It rained but not everyone was convinced

In last week’s blog, we looked at an amazing experiment conducted in San Diego in 1891. Folks actually believed they could make rain by setting off explosives and rattling the clouds. The latter part of 1891 saw a severe drought beset Duval County and thousands of cattle were dying from hunger and thirst. It was not surprising that some ranchmen would reach for any hopeful proposal to end the drought.

Robert Kleberg and N. G. Collins raised funds to bring a meteorologist named John Ellis from Oberlin College to replicate a seemingly successful experiment he had conducted in Midland, Texas. They brought in an old canon from the King Ranch and with the help of an Army detachment from Fort Bliss, they set-up their equipment on the Collins Ranch a couple of miles northeast of San Diego.

Ellis climbed into a balloon and rose into the heavens to check the clouds. The soldiers, meanwhile, filled small balls with powder and soaked them in nitro- glycerin. After days of waiting, some dark clouds appeared overhead and the soldiers, at Ellis’ direction, released balloons filled with sulfuric acid gas and exploded them with the canon. The blasts caused quite a stir in town and a discharge was so close that it leveled the soldiers’ tents.

But lo and behold, by nightfall it began to rain and the dry grass below sprung back to life. It rained about half an inch in an hour. Shortly after five in the morning, a north wind blew the cumulus clouds away and the rains stopped and so did the experiment. The soldiers took down the camp and Ellis and his men returned home by way of Corpus Christi. Ellis and the rest of the rainmakers reported to Washington and others that the experiment had been a success.
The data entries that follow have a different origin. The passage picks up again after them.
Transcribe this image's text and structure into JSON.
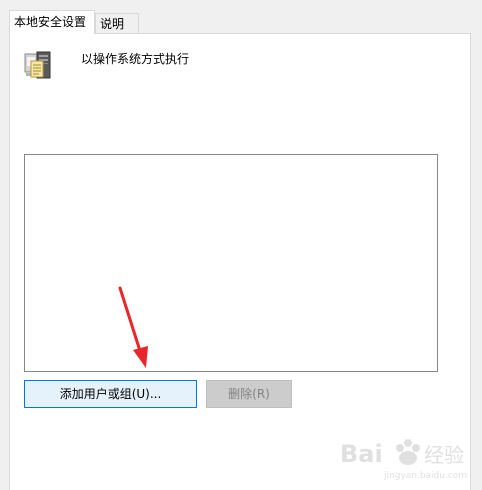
{
  "tabs": [
    {
      "label": "本地安全设置",
      "active": true
    },
    {
      "label": "说明",
      "active": false
    }
  ],
  "policy": {
    "icon": "server-computer-icon",
    "title": "以操作系统方式执行"
  },
  "list": {
    "items": []
  },
  "buttons": {
    "add_label": "添加用户或组(U)...",
    "remove_label": "删除(R)",
    "remove_enabled": false
  },
  "annotation": {
    "color": "#e8262b"
  },
  "watermark": {
    "text": "Bai 经验",
    "sub": "jingyan.baidu.com"
  },
  "colors": {
    "accent": "#0078d7",
    "button_hover_bg": "#e5f1fb",
    "disabled_bg": "#cccccc",
    "panel_border": "#d9d9d9"
  }
}
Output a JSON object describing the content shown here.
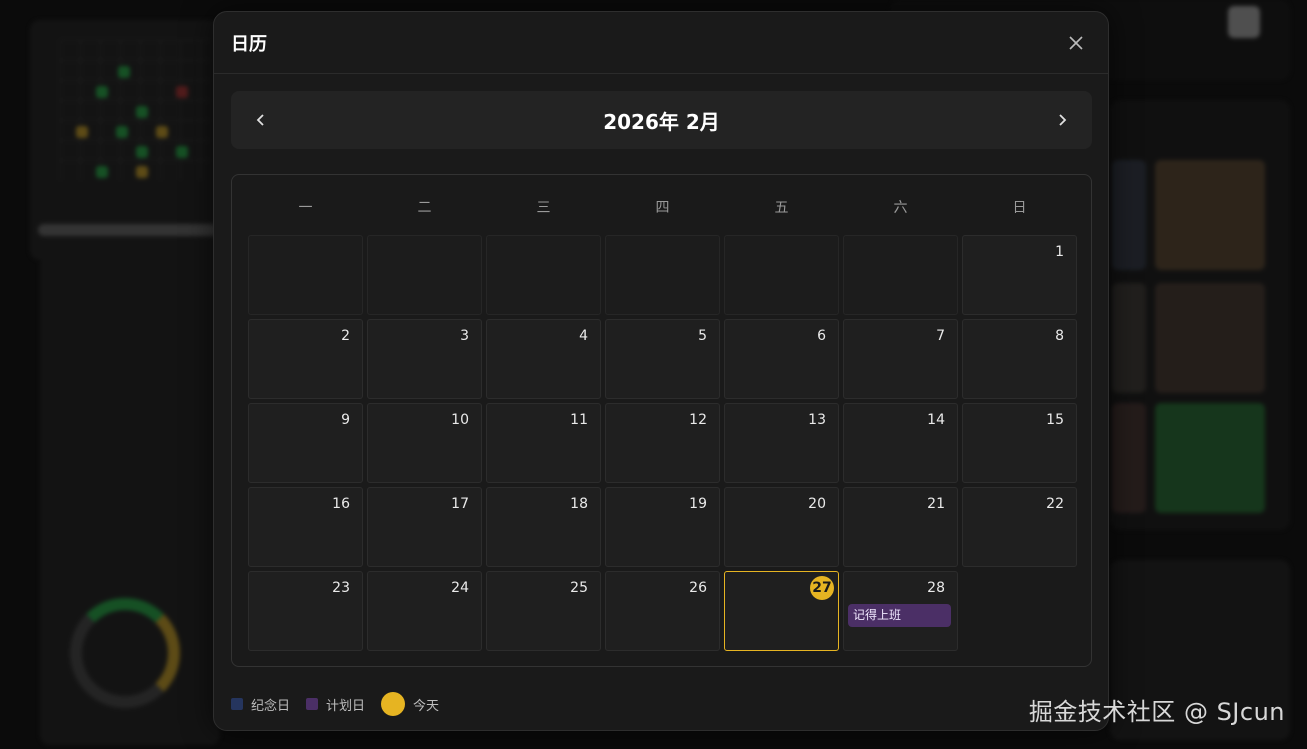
{
  "colors": {
    "today": "#e6b422",
    "anniversary": "#25355e",
    "planned": "#4b2f66",
    "modal_bg": "#1a1a1a"
  },
  "modal": {
    "title": "日历",
    "close_icon": "close-icon"
  },
  "calendar": {
    "month_label": "2026年 2月",
    "prev_icon": "chevron-left-icon",
    "next_icon": "chevron-right-icon",
    "weekdays": [
      "一",
      "二",
      "三",
      "四",
      "五",
      "六",
      "日"
    ],
    "today": "27",
    "days": [
      "",
      "",
      "",
      "",
      "",
      "",
      "1",
      "2",
      "3",
      "4",
      "5",
      "6",
      "7",
      "8",
      "9",
      "10",
      "11",
      "12",
      "13",
      "14",
      "15",
      "16",
      "17",
      "18",
      "19",
      "20",
      "21",
      "22",
      "23",
      "24",
      "25",
      "26",
      "27",
      "28",
      ""
    ],
    "events": [
      {
        "day": "28",
        "label": "记得上班",
        "type": "planned"
      }
    ]
  },
  "legend": {
    "anniversary": "纪念日",
    "planned": "计划日",
    "today": "今天"
  },
  "watermark": "掘金技术社区 @ SJcun"
}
Local residents also praised the experiment. H. J. Delamer of the Delamer Ranch in San Diego praised the experiment, as did Dr. L. B. Wright, F. Gueydan, Judge James O. Luby, and G. W. Fullerton of Gregory, who had contributed $300 for the experiment. The main backers of the project were not as effusive. Kleberg, whose mother-in-law Henrietta King had contributed the most, $1,000, agreed the rain probably resulted from the explosions but still remained cautious that more work needed to be done before the process were proven. Collins, on the other hand, did not think the bombing had caused the rain and openly told the press as much. That prompted Ellis to reply that Collins would not have been convinced had it rained gold on his neighbor’s land, if it did not fall on his land.

As years passed, atmospheric scientists concluded that Collins was indeed right; the explosions had nothing to do with causing rain to fall. And so, you do not see anyone pulling out their shotguns during the frequent dry spells in Duval County today.